***** DATASET EXTRACT *****

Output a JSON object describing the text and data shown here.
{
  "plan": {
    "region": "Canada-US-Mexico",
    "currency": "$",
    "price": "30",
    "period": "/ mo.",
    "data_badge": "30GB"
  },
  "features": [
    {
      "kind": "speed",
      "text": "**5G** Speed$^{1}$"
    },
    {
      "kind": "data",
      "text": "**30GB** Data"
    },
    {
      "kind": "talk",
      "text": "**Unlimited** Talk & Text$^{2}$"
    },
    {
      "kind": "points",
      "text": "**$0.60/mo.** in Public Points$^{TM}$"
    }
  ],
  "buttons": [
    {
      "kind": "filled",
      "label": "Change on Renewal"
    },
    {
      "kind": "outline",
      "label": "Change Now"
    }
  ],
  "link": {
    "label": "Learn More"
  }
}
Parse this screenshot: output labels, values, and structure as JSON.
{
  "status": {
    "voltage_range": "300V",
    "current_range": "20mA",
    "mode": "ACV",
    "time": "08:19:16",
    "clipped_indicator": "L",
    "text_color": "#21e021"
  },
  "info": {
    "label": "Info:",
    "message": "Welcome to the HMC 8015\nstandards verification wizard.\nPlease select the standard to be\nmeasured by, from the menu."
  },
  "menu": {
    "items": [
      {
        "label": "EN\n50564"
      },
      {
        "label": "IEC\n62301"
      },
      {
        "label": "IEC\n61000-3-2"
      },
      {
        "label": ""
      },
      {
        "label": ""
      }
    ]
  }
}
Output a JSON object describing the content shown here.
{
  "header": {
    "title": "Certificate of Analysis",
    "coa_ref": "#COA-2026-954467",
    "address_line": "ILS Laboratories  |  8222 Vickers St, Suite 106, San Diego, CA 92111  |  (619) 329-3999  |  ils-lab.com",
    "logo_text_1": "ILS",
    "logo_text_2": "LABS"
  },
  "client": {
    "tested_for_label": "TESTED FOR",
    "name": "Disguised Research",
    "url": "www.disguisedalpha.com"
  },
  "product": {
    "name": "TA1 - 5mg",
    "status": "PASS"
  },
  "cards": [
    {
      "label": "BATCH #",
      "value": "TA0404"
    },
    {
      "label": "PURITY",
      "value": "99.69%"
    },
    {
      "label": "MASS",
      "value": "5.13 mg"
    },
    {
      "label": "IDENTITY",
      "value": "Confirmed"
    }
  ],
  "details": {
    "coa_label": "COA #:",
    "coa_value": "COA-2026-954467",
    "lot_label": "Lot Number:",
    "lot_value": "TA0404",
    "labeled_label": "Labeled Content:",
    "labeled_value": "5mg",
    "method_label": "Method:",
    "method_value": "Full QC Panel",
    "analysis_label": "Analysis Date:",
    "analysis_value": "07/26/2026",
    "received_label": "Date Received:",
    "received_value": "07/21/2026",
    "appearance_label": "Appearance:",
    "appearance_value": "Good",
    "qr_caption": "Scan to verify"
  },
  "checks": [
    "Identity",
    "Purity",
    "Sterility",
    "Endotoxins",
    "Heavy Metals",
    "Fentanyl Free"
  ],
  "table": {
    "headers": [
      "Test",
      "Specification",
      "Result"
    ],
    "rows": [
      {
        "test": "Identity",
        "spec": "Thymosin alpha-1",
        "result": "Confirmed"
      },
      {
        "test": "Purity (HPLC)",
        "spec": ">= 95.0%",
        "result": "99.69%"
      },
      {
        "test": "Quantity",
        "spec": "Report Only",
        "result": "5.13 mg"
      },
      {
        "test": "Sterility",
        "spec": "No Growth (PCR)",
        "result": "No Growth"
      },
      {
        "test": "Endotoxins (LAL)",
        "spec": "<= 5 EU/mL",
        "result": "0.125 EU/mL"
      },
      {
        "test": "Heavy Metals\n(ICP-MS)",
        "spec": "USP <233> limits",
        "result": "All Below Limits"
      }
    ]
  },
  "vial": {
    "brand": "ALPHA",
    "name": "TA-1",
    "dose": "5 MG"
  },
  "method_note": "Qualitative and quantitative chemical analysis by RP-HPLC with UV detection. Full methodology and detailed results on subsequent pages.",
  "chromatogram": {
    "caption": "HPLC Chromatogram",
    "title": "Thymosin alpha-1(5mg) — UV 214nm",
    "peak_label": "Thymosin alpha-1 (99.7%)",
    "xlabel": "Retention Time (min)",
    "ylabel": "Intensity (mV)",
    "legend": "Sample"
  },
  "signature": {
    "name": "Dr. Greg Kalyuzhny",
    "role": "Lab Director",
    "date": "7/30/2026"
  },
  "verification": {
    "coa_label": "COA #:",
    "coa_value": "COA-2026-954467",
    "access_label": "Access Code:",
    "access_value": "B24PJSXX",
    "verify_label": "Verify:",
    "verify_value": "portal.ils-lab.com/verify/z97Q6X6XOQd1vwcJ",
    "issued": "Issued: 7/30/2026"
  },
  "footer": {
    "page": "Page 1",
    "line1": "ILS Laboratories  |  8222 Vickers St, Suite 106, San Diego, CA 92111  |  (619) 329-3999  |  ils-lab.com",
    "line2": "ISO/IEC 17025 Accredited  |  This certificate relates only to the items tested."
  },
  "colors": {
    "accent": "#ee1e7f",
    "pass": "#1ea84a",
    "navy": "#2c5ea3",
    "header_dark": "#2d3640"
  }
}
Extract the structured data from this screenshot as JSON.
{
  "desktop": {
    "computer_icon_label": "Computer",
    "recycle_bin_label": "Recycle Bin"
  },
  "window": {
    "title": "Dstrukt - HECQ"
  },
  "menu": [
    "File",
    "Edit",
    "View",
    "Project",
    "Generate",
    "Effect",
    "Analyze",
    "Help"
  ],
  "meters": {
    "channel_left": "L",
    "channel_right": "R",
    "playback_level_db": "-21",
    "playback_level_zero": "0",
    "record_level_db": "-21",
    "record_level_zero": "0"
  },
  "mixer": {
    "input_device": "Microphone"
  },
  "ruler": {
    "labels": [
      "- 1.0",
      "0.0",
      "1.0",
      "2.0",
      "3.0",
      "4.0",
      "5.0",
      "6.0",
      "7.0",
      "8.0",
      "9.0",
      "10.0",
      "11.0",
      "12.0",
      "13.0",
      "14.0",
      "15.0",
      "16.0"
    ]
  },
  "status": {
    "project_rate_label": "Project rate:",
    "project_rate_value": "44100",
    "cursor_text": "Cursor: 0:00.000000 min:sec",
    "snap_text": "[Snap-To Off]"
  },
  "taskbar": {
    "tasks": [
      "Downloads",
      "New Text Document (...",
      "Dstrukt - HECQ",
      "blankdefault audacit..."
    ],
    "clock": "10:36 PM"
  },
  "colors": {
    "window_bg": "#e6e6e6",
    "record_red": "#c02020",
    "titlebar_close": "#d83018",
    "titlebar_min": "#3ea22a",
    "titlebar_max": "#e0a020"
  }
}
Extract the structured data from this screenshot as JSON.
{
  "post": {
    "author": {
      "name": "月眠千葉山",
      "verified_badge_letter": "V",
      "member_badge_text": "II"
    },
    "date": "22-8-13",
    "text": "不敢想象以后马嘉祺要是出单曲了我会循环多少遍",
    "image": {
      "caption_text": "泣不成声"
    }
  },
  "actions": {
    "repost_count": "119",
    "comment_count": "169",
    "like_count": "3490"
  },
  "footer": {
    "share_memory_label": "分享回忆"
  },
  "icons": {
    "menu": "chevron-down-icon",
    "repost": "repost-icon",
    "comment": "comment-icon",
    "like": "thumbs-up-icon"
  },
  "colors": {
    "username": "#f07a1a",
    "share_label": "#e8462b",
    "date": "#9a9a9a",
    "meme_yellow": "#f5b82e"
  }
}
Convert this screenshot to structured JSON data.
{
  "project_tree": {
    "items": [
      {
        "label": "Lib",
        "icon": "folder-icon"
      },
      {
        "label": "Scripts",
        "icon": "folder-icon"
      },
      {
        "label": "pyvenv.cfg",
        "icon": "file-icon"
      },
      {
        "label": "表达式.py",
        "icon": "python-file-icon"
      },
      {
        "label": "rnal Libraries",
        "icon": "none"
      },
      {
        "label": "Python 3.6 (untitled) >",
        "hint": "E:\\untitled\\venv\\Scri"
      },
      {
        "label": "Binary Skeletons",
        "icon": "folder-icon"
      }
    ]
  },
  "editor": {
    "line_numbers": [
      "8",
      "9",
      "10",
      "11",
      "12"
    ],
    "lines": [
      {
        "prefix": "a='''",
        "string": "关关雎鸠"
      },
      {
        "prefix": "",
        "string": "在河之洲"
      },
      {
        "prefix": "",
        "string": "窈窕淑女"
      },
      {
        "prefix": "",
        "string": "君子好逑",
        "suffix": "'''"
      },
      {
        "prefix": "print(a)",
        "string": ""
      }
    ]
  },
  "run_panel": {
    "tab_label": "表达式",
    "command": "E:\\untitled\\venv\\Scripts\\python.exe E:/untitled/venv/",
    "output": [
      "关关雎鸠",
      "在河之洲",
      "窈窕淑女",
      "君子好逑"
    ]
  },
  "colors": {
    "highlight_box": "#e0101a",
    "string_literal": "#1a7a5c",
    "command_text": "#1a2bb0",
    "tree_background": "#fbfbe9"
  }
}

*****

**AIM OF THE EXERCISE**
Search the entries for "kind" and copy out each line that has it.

**EXPECTED ANSWER**
      "kind": "speed",
      "kind": "data",
      "kind": "talk",
      "kind": "points",
      "kind": "filled",
      "kind": "outline",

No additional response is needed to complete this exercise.